▶ **Work item**: Each entry below should be written out exactly as it is, with no pictures.

▶ **Data**:
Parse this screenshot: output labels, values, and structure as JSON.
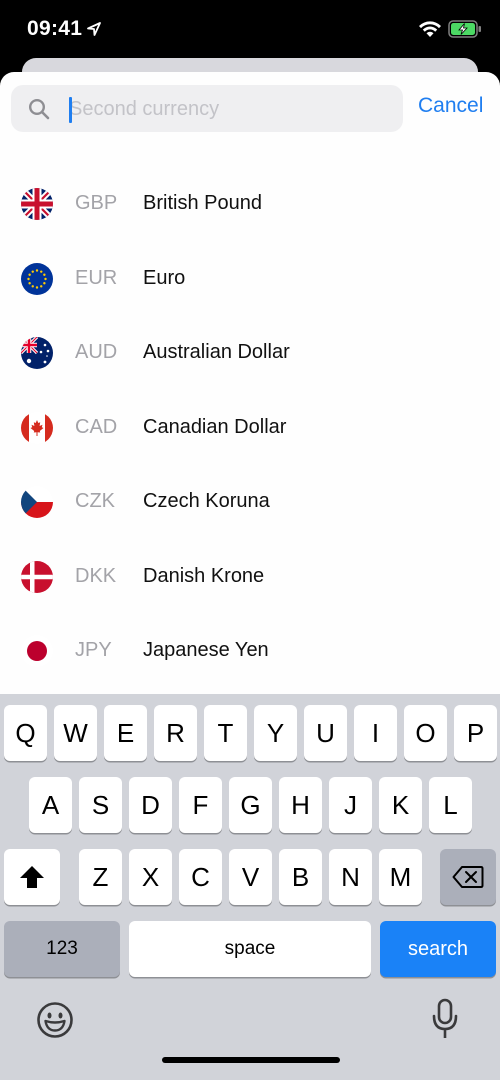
{
  "status": {
    "time": "09:41"
  },
  "search": {
    "placeholder": "Second currency",
    "value": "",
    "cancel_label": "Cancel"
  },
  "currencies": [
    {
      "code": "GBP",
      "name": "British Pound",
      "flag": "uk-flag-icon"
    },
    {
      "code": "EUR",
      "name": "Euro",
      "flag": "eu-flag-icon"
    },
    {
      "code": "AUD",
      "name": "Australian Dollar",
      "flag": "australia-flag-icon"
    },
    {
      "code": "CAD",
      "name": "Canadian Dollar",
      "flag": "canada-flag-icon"
    },
    {
      "code": "CZK",
      "name": "Czech Koruna",
      "flag": "czech-flag-icon"
    },
    {
      "code": "DKK",
      "name": "Danish Krone",
      "flag": "denmark-flag-icon"
    },
    {
      "code": "JPY",
      "name": "Japanese Yen",
      "flag": "japan-flag-icon"
    }
  ],
  "keyboard": {
    "row1": [
      "Q",
      "W",
      "E",
      "R",
      "T",
      "Y",
      "U",
      "I",
      "O",
      "P"
    ],
    "row2": [
      "A",
      "S",
      "D",
      "F",
      "G",
      "H",
      "J",
      "K",
      "L"
    ],
    "row3": [
      "Z",
      "X",
      "C",
      "V",
      "B",
      "N",
      "M"
    ],
    "numbers_label": "123",
    "space_label": "space",
    "search_label": "search"
  },
  "colors": {
    "accent": "#1f7ef0",
    "search_key": "#1a82f7",
    "keyboard_bg": "#d1d3d9"
  }
}
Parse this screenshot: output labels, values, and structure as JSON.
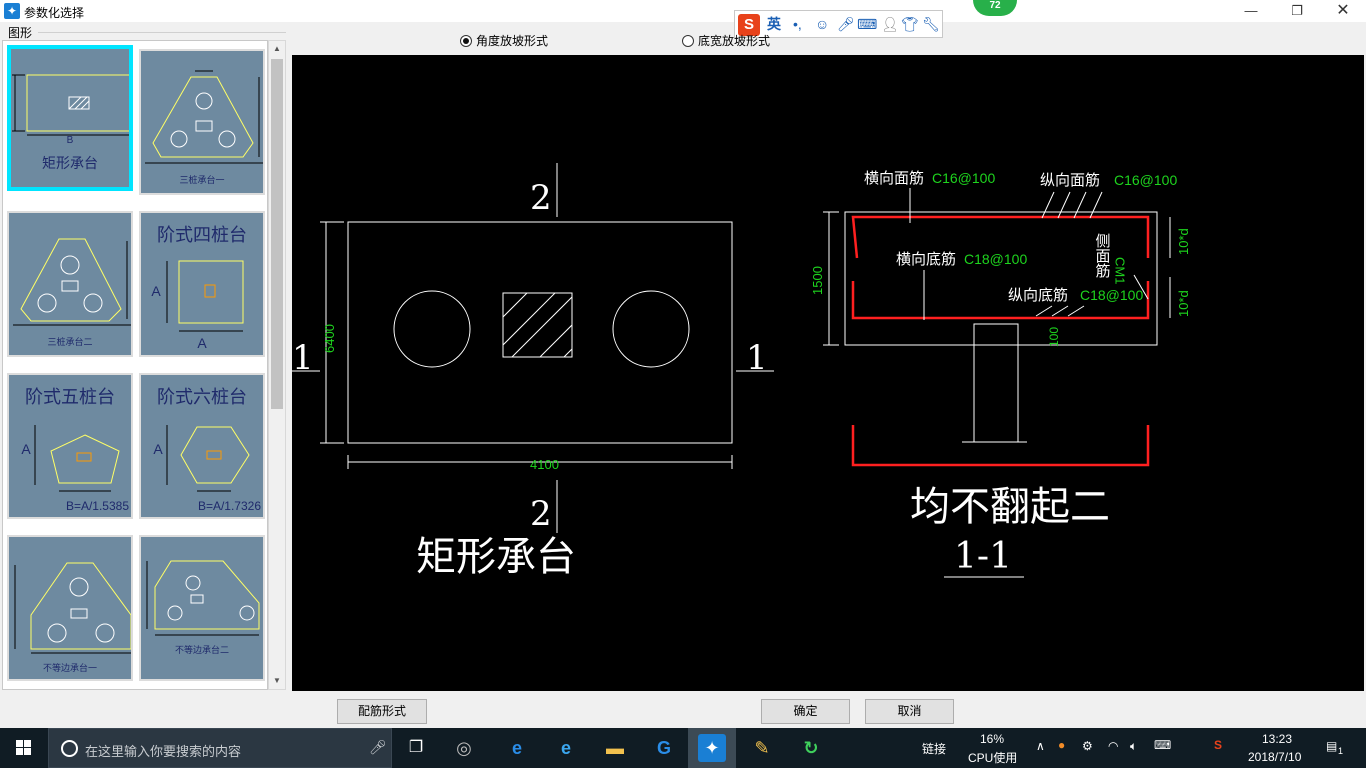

▶ **Written solution**:
Parse this screenshot: output labels, values, and structure as JSON.
{
  "status": {
    "time": "09:41"
  },
  "search": {
    "placeholder": "Second currency",
    "value": "",
    "cancel_label": "Cancel"
  },
  "currencies": [
    {
      "code": "GBP",
      "name": "British Pound",
      "flag": "uk-flag-icon"
    },
    {
      "code": "EUR",
      "name": "Euro",
      "flag": "eu-flag-icon"
    },
    {
      "code": "AUD",
      "name": "Australian Dollar",
      "flag": "australia-flag-icon"
    },
    {
      "code": "CAD",
      "name": "Canadian Dollar",
      "flag": "canada-flag-icon"
    },
    {
      "code": "CZK",
      "name": "Czech Koruna",
      "flag": "czech-flag-icon"
    },
    {
      "code": "DKK",
      "name": "Danish Krone",
      "flag": "denmark-flag-icon"
    },
    {
      "code": "JPY",
      "name": "Japanese Yen",
      "flag": "japan-flag-icon"
    }
  ],
  "keyboard": {
    "row1": [
      "Q",
      "W",
      "E",
      "R",
      "T",
      "Y",
      "U",
      "I",
      "O",
      "P"
    ],
    "row2": [
      "A",
      "S",
      "D",
      "F",
      "G",
      "H",
      "J",
      "K",
      "L"
    ],
    "row3": [
      "Z",
      "X",
      "C",
      "V",
      "B",
      "N",
      "M"
    ],
    "numbers_label": "123",
    "space_label": "space",
    "search_label": "search"
  },
  "colors": {
    "accent": "#1f7ef0",
    "search_key": "#1a82f7",
    "keyboard_bg": "#d1d3d9"
  }
}
Parse this screenshot: output labels, values, and structure as JSON.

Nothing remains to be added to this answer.